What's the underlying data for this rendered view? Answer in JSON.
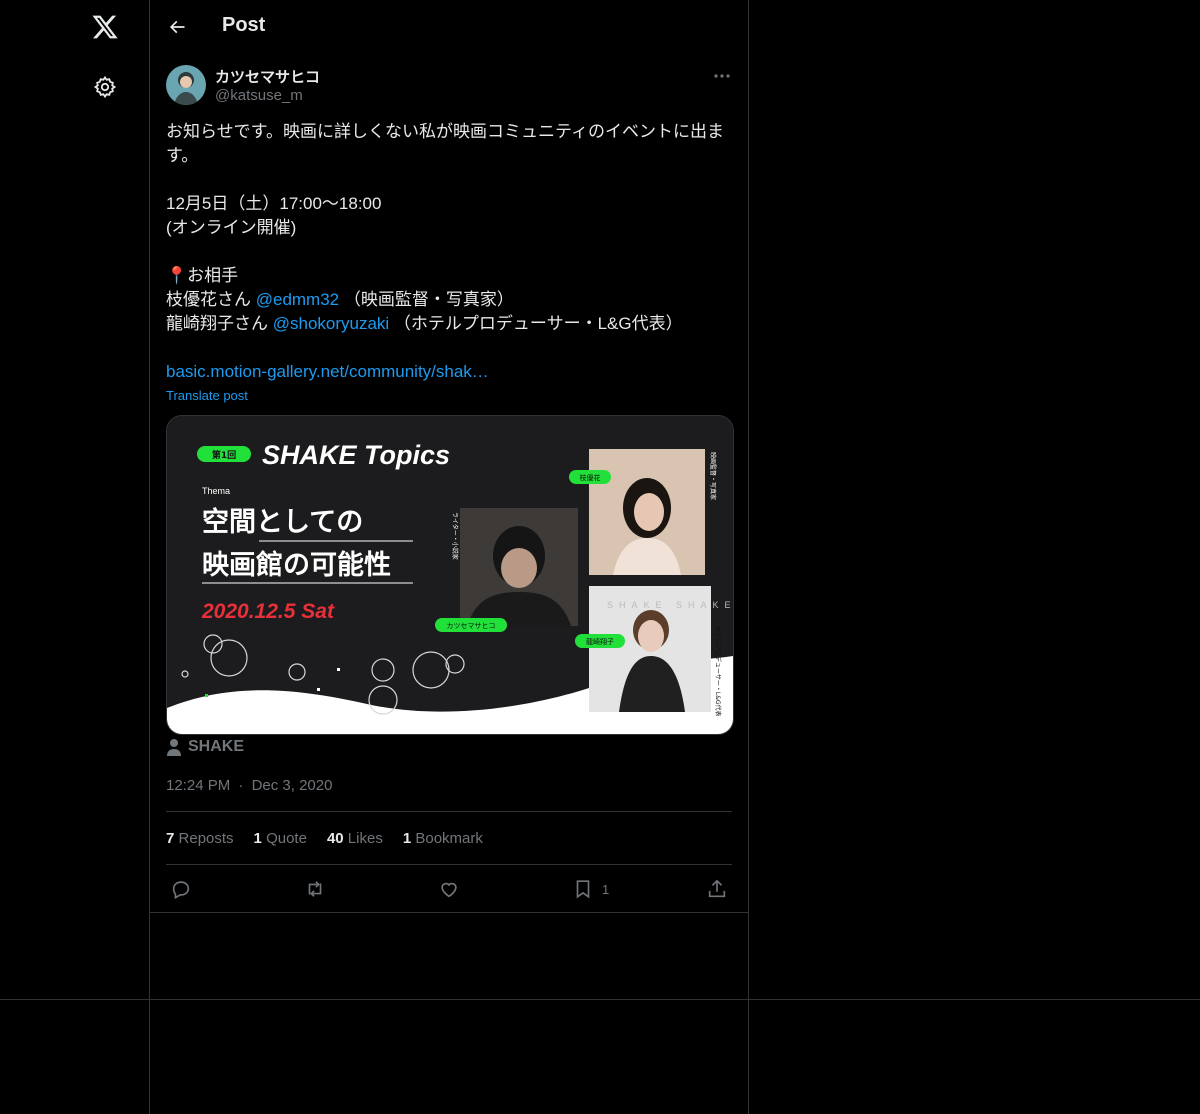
{
  "header": {
    "title": "Post"
  },
  "author": {
    "display_name": "カツセマサヒコ",
    "handle": "@katsuse_m"
  },
  "post": {
    "line1": "お知らせです。映画に詳しくない私が映画コミュニティのイベントに出ます。",
    "date_line": "12月5日（土）17:00〜18:00",
    "format_line": "(オンライン開催)",
    "pin_emoji": "📍",
    "guests_heading": "お相手",
    "guest1_name": "枝優花さん ",
    "guest1_mention": "@edmm32",
    "guest1_role": " （映画監督・写真家）",
    "guest2_name": "龍崎翔子さん ",
    "guest2_mention": "@shokoryuzaki",
    "guest2_role": " （ホテルプロデューサー・L&G代表）",
    "link": "basic.motion-gallery.net/community/shak…",
    "translate": "Translate post"
  },
  "media": {
    "badge": "第1回",
    "brand": "SHAKE Topics",
    "thema_label": "Thema",
    "headline1": "空間としての",
    "headline2": "映画館の可能性",
    "event_date": "2020.12.5 Sat",
    "person1_tag": "カツセマサヒコ",
    "person1_role": "ライター・小説家",
    "person2_tag": "枝優花",
    "person2_role": "映画監督・写真家",
    "person3_tag": "龍崎翔子",
    "person3_role": "ホテルプロデューサー・L&G代表"
  },
  "tagged_account": "SHAKE",
  "timestamp": {
    "time": "12:24 PM",
    "separator": "·",
    "date": "Dec 3, 2020"
  },
  "stats": {
    "reposts_count": "7",
    "reposts_label": "Reposts",
    "quotes_count": "1",
    "quotes_label": "Quote",
    "likes_count": "40",
    "likes_label": "Likes",
    "bookmarks_count": "1",
    "bookmarks_label": "Bookmark"
  },
  "actions": {
    "bookmark_count": "1"
  },
  "icons": [
    "x-logo-icon",
    "settings-icon",
    "back-arrow-icon",
    "more-icon",
    "person-icon",
    "reply-icon",
    "repost-icon",
    "like-icon",
    "bookmark-icon",
    "share-icon"
  ],
  "colors": {
    "background": "#000000",
    "text": "#e7e9ea",
    "muted": "#71767b",
    "link": "#1d9bf0",
    "border": "#2f3336",
    "accent_green": "#22e03a",
    "date_red": "#e8303a"
  }
}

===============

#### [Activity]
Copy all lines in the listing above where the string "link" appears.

#### [Exercise answer]
    "link": "basic.motion-gallery.net/community/shak…",
    "link": "#1d9bf0",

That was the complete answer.